Other long-term effects of estrogen replacement therapy, such as prevention of fractures and reduction in the risk of Alzheimer's disease have not been elucidated. Raloxifene is currently being studied for the treatment of osteoporosis. The most appealing aspect of raloxifene is the apparent lack of effect on uterine and breast tissue. Estrogen use has been associated with an increased risk of breast and endometrial cancer.8,9 Progestins reduce endometrial cancer risk but do not reduce breast cancer risk of estrogens.8,10 While preliminary data are promising, the FDA Advisory Committee indicated that further studies should be done to support the assertion that raloxifene is not associated with breast or uterine cancer.11
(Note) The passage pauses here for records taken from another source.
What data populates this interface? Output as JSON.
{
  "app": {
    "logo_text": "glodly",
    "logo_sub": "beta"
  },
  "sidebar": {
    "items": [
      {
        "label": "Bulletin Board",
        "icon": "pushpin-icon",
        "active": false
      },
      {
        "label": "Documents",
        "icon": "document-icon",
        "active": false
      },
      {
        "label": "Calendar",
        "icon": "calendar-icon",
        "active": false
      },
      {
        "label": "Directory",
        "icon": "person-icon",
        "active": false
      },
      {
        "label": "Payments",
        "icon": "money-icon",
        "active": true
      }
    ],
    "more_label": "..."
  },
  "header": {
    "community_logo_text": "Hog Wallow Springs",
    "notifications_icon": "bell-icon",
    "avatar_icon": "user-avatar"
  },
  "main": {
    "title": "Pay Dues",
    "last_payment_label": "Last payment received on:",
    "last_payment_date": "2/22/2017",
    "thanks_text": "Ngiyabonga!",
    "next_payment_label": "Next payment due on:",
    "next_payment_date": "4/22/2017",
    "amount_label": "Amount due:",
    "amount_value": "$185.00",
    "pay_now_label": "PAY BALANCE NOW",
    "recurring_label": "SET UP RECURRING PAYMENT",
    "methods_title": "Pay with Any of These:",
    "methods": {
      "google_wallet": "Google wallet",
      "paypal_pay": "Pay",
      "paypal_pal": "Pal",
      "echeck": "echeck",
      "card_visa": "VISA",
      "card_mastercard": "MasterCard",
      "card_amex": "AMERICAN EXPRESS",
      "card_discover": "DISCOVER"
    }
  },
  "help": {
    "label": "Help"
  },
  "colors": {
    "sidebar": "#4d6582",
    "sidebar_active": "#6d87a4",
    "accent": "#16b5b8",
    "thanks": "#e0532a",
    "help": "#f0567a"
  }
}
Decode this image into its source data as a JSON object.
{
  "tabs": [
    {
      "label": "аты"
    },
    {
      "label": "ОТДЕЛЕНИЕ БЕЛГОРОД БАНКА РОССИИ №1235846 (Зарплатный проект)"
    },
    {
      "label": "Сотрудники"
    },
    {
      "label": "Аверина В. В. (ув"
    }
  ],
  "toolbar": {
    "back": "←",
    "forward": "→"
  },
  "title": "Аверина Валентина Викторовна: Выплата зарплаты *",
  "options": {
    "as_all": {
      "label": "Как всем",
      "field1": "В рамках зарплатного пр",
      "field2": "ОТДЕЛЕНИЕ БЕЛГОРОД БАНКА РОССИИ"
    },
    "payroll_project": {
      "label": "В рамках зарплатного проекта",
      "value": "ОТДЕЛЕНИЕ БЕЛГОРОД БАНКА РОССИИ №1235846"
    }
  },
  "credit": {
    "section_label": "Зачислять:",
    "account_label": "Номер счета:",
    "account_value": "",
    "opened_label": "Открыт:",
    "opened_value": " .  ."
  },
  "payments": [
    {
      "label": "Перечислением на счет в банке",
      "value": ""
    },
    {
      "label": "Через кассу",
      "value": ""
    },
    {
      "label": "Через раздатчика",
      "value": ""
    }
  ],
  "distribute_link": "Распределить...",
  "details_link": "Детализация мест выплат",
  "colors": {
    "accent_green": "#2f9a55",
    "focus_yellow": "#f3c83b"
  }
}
Raloxifene provides an alternative to estrogens in the prevention of osteoporosis. The daily wholesale cost of raloxifene is $1.65, which is about five times the cost for Premarin 0.625 mg. (Dr. Chan is the Head of Drug Information at Kaiser Permanente, California.)


    1. Delmas PD, et al. N Engl J Med 1997;337:1641-1647.

    2. Evista Product Information. Eli Lilly and Company. December 1997.

    3. Boss SM, et al. Am J Obstet Gynecol 1997;177:1458-1464.

    4. Bryant TA, et al. Proc Soc Exp Biol Med 1998;217: 45-52.

    5. Grodstein F, et al. N Engl J Med 1996;335:453-461.

    6. Nathan L, et al. Ann Rev Pharmacol Toxicol 1997;37:477-515.

    7. Zuckerman SH, et al. Atherosclerosis 1996;126:65-75.

    8. Colditz GA, et al. N Engl J Med 1995;332:1589-1593.

    9. Grady D, et al. Obstet Gynecol 1995;85:304-313.

    10. Pike MC, et al. J Natl Cancer Inst 1997;89:1110-1116.

    11. F-D-C Report-The Pink Sheet. December 1, 1997.